[Work order]
Copy out each line of the entries below in which the string "Manager" appears.

[Records supplied]
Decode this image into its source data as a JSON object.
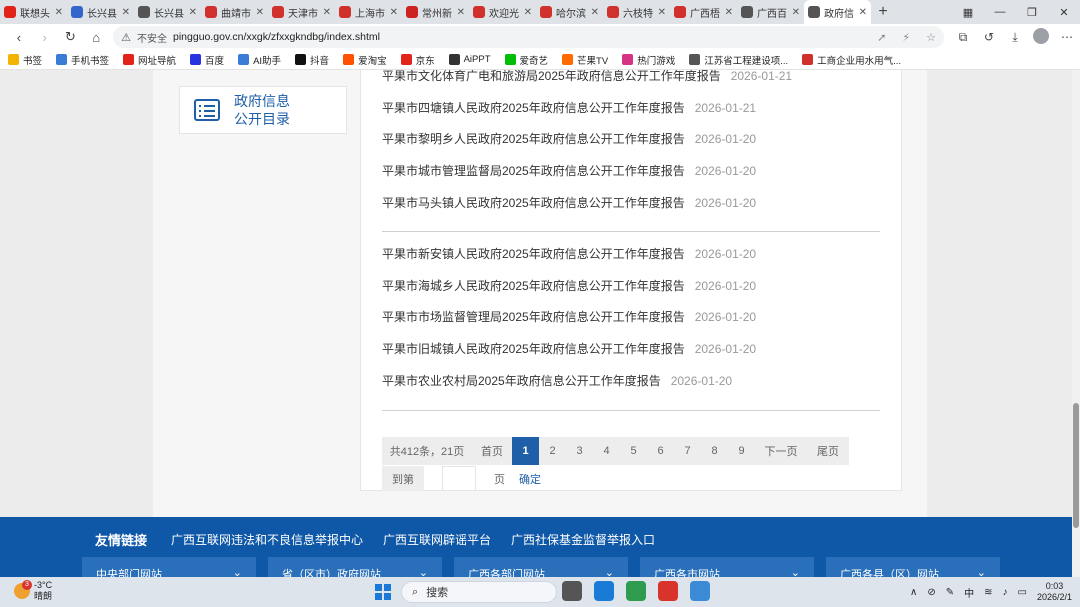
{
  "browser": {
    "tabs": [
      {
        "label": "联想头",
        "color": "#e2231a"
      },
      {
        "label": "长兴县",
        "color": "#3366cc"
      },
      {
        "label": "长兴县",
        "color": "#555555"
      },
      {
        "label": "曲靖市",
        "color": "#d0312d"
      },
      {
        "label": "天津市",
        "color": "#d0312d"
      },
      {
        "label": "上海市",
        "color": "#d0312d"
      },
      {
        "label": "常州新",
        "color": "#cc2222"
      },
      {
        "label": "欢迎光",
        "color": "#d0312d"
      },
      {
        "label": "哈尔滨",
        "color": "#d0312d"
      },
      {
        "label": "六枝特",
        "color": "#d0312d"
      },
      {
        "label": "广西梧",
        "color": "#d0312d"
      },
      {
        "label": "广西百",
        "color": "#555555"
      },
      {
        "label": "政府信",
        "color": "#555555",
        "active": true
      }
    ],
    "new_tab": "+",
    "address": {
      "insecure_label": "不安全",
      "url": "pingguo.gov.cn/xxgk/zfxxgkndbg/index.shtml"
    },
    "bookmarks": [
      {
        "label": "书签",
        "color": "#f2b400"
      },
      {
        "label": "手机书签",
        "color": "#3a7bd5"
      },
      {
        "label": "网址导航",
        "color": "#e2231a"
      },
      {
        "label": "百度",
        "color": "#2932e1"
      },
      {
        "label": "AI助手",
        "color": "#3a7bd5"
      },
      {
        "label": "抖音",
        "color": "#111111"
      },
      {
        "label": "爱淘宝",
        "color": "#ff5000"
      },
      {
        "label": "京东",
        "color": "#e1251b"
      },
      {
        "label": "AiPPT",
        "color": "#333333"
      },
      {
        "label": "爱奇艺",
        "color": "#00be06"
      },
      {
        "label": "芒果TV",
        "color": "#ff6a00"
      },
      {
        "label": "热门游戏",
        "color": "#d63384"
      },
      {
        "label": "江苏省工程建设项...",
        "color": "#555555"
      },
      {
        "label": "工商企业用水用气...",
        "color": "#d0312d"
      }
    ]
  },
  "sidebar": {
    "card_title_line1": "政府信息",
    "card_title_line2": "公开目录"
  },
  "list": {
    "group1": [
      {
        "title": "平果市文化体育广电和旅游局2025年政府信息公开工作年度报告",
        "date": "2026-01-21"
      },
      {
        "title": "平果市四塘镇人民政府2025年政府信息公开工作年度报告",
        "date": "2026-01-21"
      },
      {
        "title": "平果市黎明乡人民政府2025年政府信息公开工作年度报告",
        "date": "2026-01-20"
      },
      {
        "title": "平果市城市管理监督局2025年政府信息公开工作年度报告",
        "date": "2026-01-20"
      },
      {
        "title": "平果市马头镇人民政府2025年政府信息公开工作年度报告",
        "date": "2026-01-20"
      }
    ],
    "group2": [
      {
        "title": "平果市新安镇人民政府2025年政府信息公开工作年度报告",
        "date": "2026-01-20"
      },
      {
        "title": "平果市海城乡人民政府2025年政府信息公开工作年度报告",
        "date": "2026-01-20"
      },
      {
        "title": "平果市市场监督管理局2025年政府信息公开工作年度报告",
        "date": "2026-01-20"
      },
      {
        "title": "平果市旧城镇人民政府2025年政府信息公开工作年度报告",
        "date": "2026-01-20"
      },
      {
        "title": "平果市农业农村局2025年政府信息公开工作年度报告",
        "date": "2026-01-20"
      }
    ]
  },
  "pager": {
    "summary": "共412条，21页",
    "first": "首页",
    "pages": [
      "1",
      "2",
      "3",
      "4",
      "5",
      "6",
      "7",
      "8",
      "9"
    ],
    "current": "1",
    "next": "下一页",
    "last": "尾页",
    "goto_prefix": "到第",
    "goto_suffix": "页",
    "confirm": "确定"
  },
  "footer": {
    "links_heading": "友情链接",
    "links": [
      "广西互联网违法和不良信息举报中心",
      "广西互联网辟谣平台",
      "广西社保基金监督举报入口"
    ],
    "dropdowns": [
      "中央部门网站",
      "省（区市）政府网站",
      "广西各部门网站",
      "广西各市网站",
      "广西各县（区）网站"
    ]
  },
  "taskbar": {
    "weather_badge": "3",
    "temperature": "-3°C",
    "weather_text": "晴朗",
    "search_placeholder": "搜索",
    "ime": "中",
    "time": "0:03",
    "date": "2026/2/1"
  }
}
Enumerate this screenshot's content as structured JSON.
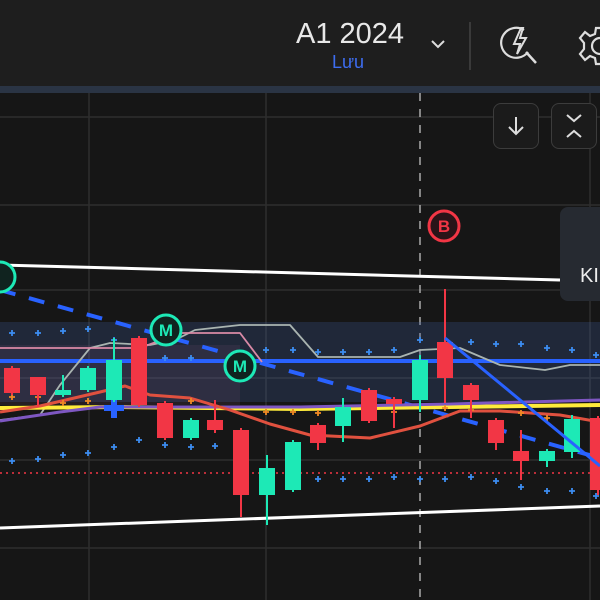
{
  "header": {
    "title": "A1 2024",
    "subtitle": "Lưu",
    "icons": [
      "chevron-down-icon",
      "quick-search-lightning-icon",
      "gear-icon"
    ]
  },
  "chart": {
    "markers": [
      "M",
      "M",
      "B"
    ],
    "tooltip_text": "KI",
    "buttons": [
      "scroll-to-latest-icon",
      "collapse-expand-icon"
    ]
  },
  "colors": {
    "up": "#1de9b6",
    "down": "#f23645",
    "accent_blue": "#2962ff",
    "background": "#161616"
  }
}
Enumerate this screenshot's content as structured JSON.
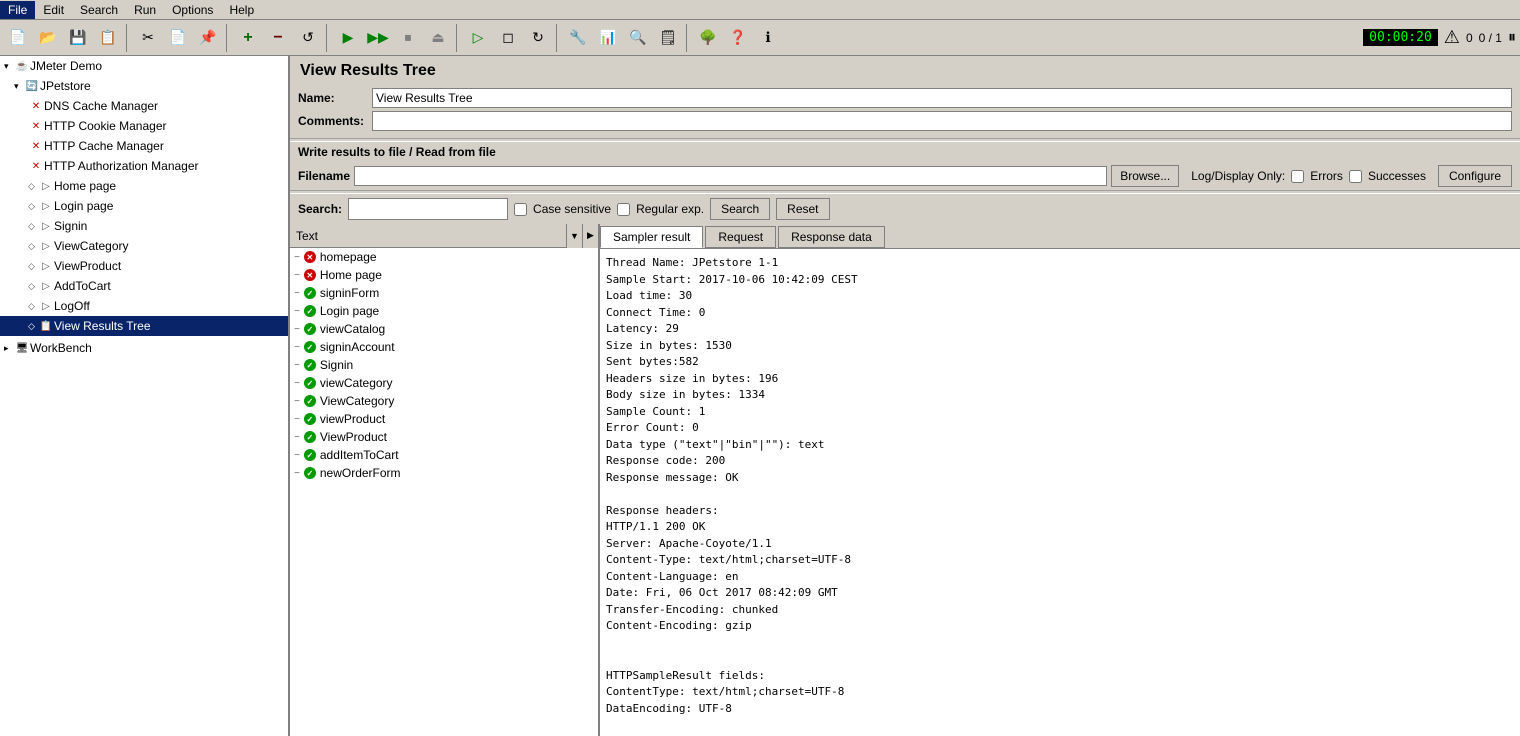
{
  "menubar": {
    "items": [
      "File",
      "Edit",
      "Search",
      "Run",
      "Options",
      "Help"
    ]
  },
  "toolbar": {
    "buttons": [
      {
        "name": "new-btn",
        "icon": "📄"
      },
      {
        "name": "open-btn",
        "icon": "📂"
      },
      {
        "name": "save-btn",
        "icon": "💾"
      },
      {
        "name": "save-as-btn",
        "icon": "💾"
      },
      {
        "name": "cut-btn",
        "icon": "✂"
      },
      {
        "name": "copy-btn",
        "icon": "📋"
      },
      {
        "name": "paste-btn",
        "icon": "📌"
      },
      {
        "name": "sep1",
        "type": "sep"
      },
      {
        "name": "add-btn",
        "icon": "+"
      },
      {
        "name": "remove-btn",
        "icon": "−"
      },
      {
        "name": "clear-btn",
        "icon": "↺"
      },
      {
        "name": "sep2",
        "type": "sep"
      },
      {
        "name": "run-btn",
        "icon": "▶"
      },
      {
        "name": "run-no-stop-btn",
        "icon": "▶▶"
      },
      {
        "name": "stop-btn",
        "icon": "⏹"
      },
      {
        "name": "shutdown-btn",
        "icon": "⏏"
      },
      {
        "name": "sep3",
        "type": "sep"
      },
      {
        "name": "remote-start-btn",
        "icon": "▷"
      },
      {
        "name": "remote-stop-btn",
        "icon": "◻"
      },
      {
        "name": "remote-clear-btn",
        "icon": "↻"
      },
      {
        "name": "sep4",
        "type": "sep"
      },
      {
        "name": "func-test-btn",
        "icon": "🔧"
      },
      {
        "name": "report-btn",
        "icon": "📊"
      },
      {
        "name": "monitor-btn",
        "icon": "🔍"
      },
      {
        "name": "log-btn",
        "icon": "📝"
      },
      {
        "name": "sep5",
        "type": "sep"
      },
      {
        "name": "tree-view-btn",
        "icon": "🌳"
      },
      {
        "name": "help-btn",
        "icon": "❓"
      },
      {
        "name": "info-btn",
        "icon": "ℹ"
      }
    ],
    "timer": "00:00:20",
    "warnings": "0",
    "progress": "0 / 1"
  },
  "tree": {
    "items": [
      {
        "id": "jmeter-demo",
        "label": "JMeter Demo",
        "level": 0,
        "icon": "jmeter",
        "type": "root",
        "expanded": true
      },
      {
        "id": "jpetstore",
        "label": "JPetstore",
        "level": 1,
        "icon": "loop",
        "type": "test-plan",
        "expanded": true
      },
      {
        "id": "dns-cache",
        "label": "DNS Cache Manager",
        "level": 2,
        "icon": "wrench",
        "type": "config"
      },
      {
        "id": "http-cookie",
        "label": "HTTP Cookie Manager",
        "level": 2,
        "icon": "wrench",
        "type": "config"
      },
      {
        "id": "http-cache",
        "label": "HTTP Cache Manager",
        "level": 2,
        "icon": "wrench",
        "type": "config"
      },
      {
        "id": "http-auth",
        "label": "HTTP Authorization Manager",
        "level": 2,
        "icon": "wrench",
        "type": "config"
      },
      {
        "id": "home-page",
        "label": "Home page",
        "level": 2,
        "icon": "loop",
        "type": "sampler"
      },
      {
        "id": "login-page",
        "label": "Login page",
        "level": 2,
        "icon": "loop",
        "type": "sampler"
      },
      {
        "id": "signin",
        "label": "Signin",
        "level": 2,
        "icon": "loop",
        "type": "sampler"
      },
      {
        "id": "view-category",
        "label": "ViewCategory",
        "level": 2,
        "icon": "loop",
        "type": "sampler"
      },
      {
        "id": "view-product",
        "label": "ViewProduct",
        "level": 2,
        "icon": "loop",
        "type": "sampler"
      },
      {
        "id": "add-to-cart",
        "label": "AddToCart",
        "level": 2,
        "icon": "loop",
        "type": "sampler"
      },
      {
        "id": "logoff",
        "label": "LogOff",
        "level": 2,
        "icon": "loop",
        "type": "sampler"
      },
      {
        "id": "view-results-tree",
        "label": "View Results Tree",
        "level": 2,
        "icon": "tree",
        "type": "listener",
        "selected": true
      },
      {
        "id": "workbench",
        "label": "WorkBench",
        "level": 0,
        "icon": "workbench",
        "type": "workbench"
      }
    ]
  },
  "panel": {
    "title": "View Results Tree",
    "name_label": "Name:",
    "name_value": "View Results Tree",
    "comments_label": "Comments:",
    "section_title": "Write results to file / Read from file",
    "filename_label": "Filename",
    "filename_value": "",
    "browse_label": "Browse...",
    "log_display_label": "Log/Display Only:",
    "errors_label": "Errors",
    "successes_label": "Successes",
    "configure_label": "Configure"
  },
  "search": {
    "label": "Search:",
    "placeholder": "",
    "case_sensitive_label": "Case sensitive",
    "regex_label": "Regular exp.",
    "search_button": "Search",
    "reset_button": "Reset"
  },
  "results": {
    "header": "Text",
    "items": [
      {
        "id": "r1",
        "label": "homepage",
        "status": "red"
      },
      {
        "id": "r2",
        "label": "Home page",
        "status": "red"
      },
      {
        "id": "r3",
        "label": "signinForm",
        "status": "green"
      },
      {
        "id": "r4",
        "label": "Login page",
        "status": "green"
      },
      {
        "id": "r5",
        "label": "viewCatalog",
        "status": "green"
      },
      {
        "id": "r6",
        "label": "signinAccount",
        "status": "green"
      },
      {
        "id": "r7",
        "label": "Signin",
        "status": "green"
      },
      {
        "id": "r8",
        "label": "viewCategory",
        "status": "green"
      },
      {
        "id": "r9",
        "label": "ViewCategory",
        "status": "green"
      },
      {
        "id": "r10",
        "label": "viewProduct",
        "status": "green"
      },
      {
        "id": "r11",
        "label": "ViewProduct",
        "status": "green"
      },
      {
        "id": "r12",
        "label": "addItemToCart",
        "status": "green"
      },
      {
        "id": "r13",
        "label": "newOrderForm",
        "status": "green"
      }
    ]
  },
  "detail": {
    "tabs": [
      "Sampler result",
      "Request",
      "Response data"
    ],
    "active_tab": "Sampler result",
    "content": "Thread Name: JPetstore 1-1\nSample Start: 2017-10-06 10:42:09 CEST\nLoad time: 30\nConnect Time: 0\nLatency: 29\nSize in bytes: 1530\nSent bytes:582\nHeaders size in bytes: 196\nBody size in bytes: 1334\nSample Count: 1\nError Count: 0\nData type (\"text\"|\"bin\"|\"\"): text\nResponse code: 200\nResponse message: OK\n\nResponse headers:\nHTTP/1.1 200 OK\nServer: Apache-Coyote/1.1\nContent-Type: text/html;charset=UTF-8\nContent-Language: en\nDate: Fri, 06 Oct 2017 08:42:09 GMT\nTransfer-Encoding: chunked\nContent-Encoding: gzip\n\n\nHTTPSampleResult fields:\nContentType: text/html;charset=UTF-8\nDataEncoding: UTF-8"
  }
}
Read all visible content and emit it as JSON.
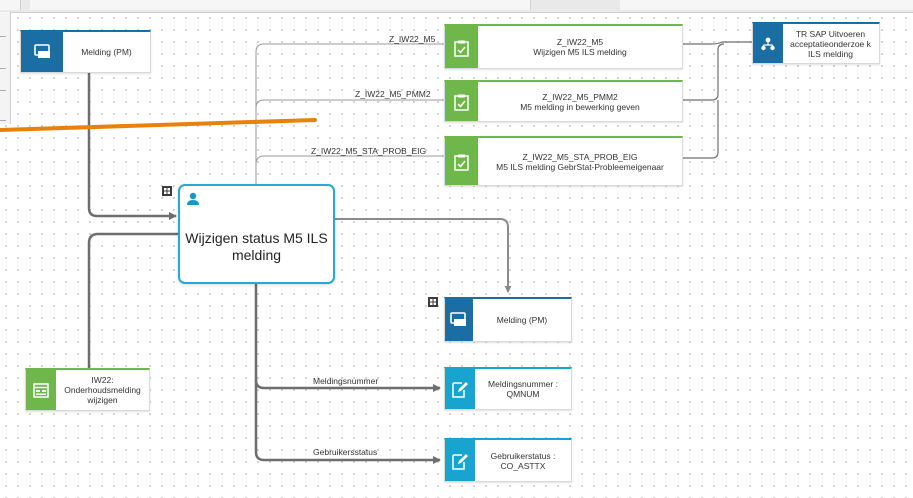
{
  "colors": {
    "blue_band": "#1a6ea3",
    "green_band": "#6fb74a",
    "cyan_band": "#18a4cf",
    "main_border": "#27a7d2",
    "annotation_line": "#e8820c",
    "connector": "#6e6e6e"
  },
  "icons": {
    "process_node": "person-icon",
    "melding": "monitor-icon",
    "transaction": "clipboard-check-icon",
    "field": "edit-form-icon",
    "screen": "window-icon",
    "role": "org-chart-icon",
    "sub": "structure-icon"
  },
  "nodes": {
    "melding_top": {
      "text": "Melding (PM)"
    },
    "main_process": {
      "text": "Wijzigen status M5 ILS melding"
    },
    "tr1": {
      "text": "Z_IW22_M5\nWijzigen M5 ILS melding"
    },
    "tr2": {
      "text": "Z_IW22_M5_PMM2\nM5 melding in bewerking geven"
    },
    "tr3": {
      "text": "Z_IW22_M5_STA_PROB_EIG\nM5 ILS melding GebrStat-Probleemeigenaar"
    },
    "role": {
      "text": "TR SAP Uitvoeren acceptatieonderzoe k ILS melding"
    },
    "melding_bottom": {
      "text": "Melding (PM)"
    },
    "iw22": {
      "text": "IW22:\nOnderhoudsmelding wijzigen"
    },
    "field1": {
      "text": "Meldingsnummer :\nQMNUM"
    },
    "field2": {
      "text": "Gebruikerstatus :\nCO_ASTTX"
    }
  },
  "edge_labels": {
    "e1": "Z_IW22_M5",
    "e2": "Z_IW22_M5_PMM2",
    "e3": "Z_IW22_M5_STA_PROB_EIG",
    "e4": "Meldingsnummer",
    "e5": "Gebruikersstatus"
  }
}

[Response to this exercise]
        "label": "DNS Cache Manager",
        "label": "HTTP Cookie Manager",
        "label": "HTTP Cache Manager",
        "label": "HTTP Authorization Manager",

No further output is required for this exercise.